**Data provided:**
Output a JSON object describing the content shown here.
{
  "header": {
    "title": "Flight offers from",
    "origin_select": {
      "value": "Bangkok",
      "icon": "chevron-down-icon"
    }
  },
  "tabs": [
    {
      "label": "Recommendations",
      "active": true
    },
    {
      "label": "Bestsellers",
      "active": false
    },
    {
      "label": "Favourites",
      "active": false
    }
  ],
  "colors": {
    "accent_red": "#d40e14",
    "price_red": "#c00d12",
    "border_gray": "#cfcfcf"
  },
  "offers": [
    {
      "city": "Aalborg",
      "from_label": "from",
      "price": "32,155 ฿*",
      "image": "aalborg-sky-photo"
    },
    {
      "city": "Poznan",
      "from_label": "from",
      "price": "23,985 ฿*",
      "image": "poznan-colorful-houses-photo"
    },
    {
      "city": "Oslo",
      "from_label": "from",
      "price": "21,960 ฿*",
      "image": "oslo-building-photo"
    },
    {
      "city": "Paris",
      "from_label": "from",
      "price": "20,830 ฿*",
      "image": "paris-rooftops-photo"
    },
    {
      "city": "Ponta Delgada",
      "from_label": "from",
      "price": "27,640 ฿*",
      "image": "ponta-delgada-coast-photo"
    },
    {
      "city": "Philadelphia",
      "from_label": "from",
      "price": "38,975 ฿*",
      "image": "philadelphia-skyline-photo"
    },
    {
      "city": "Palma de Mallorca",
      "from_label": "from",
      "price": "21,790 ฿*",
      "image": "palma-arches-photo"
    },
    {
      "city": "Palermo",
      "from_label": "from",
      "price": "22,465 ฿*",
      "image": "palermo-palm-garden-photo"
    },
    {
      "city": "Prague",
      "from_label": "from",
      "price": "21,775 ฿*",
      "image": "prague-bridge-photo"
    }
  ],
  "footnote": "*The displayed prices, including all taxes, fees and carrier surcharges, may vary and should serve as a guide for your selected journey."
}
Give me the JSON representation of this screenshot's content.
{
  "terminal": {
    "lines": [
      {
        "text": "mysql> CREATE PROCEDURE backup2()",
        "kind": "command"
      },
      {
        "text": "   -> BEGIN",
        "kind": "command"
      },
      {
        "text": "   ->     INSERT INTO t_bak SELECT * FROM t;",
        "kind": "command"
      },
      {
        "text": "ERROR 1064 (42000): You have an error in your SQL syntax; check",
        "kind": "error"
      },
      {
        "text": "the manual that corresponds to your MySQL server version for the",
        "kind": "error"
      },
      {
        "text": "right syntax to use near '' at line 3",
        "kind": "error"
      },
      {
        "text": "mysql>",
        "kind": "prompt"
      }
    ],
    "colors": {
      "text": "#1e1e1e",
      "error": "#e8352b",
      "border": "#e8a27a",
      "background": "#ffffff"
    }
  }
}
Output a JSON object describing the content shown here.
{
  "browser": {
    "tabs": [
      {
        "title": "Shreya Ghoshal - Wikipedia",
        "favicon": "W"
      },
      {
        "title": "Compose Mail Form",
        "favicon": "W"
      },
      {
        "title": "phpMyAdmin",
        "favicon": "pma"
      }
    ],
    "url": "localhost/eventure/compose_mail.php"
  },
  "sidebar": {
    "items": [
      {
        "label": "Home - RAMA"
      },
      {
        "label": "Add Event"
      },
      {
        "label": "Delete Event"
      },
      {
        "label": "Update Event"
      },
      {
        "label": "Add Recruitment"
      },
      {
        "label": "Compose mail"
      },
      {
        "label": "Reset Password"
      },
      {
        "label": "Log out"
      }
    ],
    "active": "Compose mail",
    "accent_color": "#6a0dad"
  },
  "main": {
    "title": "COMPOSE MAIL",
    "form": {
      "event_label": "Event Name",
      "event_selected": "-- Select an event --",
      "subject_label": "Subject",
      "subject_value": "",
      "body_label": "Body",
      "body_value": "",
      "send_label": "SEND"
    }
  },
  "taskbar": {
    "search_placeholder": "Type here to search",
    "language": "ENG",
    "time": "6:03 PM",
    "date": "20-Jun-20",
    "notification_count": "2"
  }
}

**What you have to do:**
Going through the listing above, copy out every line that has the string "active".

**Task answer:**
      "active": true
      "active": false
      "active": false
    "active": "Compose mail",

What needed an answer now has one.